People go up to Capitol Hill all the time to talk, but the ideas or perspectives that truly move are the ones pushed by people that are in touch with the up-to-the-minute pulse of Congress' workings and use that information to their advantage. It's not often pretty, but it's how it works.
Lobbyists have shelled out big bucks for years to get access to this type of real-time information on Congress, and it's a divide that helped "them" be more powerful than "us." Information is power after all - which is why groups like the Sunlight Foundation have been working to put that information into anyone's hands all the time...
And today, there's a breakthrough.
Sunlight Labs new Real Time Congress App for the iPhone gives users access to instantaneous in-the-know information in the palm of your hand. By pulling together RSS and XML feeds from the party policy committees, leadership offices, news outlets, bill texts and the alphabet soup of analysts (Think CBO, OMB, CRS et al.), the coders at the Labs have created a rich and valuable user experience for anyone who is interested in what is happening in Congress.
My colleague Brad Bauman, a former congressional communications director, probably wrote about it best.
Forgive my enthusiasm for this new app, but it really is something special and elegant. Forget the fact that the platform will be expanded and new data sources will be added and the app will be expanded. I know that I am channeling my inner Don Draper here when I say that this new app brings me home again, and by home, I mean the Longworth House Office Building.
The Real Time Congress application for iPhone will keep journalists, Hill staffers, bloggers and interested citizens up to date on what is happening in Congress, in real-time.
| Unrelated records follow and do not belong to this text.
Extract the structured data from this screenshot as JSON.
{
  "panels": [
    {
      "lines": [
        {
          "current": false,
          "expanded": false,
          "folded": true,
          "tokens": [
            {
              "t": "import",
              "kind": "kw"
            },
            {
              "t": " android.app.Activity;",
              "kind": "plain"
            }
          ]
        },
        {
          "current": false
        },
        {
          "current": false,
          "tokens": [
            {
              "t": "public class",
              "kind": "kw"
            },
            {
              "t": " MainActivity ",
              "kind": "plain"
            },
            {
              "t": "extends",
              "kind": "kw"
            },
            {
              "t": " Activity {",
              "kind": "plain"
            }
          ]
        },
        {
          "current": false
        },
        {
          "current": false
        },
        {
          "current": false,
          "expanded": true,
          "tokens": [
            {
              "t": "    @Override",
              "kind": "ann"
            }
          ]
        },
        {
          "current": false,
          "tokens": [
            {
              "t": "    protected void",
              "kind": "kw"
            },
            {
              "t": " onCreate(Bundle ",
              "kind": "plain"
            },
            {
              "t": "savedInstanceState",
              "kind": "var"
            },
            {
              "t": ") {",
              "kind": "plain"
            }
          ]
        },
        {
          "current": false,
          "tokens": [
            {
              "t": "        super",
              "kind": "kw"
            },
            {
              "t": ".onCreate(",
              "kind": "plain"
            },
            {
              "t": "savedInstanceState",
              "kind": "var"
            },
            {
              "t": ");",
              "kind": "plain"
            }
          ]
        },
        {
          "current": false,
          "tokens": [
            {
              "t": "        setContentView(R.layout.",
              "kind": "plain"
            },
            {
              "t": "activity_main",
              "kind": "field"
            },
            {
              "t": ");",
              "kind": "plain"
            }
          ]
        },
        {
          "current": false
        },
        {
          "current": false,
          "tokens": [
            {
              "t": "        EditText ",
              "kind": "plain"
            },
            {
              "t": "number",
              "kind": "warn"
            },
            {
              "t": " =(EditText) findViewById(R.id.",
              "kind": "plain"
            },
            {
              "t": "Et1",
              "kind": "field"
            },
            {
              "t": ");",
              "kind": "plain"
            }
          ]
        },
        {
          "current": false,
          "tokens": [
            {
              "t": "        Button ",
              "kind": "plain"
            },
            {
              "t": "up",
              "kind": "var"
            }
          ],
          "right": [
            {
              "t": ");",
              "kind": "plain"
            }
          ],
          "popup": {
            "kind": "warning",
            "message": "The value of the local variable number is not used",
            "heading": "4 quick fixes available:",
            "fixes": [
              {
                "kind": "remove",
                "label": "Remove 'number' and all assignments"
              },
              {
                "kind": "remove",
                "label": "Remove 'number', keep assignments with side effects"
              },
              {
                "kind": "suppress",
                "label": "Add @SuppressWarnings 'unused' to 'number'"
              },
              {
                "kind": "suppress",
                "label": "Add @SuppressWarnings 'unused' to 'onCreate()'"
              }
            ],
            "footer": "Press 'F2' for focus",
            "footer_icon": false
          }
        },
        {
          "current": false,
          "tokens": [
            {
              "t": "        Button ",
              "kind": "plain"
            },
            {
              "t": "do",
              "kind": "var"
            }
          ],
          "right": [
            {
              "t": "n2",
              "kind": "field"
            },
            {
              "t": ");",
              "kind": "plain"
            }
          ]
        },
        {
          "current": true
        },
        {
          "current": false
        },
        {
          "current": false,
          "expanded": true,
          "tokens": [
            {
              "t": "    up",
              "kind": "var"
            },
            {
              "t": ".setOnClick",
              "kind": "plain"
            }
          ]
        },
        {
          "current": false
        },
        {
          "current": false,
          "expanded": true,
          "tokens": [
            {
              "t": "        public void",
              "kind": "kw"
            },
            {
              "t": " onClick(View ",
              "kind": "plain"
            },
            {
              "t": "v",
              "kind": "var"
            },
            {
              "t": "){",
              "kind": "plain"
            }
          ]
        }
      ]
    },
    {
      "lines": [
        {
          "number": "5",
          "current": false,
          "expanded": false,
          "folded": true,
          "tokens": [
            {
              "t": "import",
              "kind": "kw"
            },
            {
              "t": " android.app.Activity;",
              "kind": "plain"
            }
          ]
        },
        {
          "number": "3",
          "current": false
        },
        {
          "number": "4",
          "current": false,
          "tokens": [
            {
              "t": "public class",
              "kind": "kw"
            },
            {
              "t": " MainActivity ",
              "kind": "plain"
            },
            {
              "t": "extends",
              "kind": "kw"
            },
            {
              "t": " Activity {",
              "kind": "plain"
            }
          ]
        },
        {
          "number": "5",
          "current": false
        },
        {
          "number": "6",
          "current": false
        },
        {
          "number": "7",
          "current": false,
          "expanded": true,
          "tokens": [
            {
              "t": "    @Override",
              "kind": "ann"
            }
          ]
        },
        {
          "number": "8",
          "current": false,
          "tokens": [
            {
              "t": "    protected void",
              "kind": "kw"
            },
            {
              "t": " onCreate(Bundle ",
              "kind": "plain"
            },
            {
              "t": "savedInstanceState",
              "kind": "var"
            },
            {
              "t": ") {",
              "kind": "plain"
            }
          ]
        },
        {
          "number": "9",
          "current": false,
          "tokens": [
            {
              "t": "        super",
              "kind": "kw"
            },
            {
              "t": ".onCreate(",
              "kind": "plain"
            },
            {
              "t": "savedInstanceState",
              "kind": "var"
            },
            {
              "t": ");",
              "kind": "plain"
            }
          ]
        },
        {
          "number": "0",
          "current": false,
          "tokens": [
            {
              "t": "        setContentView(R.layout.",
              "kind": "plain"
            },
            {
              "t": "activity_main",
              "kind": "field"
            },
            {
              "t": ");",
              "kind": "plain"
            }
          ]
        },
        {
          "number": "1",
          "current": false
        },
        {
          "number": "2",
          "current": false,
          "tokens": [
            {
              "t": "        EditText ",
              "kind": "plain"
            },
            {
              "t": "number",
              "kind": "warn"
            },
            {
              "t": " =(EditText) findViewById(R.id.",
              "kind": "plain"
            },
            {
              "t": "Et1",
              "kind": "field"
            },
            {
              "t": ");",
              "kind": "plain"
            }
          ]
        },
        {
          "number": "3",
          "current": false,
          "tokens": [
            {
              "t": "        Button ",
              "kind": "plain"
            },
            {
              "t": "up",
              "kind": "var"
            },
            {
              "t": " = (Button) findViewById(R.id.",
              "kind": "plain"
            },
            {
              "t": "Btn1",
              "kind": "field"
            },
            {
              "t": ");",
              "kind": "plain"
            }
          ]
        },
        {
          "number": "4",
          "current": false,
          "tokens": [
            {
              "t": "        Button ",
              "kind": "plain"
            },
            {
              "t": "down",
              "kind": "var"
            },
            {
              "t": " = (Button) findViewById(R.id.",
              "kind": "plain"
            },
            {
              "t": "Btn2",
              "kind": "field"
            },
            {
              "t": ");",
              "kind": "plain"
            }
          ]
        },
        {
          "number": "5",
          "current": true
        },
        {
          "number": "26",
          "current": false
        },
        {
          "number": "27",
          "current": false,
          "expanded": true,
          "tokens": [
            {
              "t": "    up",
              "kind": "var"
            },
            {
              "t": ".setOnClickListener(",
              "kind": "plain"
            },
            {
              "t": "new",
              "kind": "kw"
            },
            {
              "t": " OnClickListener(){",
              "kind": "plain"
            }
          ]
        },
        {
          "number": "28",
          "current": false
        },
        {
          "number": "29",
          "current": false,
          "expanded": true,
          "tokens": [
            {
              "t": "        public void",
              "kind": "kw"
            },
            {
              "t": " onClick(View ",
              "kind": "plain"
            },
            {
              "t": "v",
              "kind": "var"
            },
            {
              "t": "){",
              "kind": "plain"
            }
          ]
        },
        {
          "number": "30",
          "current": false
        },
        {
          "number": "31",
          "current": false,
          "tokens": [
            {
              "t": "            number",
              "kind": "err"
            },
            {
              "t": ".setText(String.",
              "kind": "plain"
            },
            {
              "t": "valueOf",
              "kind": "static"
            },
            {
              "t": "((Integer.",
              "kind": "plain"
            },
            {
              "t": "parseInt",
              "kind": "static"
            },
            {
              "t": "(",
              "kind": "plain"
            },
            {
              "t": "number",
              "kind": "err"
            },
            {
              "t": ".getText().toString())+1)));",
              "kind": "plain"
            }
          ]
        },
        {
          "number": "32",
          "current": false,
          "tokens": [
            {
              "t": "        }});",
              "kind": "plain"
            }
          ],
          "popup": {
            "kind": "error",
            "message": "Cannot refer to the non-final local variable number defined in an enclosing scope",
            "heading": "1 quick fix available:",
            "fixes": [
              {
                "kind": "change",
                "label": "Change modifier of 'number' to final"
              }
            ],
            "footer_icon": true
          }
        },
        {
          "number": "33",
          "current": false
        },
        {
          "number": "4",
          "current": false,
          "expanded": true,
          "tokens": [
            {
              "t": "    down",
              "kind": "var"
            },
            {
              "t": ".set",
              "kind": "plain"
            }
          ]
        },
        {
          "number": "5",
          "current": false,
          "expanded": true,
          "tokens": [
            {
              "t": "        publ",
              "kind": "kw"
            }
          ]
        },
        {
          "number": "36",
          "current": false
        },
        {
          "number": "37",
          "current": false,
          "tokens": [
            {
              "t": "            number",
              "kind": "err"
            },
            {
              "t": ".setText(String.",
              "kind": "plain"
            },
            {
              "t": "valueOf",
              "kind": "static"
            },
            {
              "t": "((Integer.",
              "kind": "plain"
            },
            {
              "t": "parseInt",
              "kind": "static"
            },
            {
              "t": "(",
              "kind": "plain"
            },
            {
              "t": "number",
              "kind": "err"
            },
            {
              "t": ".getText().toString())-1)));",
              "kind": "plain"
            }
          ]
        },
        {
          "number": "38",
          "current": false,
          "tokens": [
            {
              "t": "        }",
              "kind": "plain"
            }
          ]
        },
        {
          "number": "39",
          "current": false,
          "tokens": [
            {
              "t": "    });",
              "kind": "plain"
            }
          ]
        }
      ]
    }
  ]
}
Its ease of use and sleek design promise that end users will continue to go back to the app for unfiltered information on Congress so they can make their own informed decisions on what is happening in the Capitol.
While this first iteration of Real Time is, as Brad notes, going to be most useful for Hill staffers, journalists, and bloggers - the "interested citizens" part of that quote is also particularly important.
There are tools and technologies available to us today that couldn't even be fathomed a decade ago, and it's imperative that we harness those tools to change the way citizens collect information about their government - and consequently how we are able to use that information to engage with our government in new, more effective ways.
Real Time Congress for the iPhone - and its sister "Congress" for the Android - are early examples of how powerful mobile applications can be in shifting the traditional balance of power back to where our Founding Founders intended it: In our hands.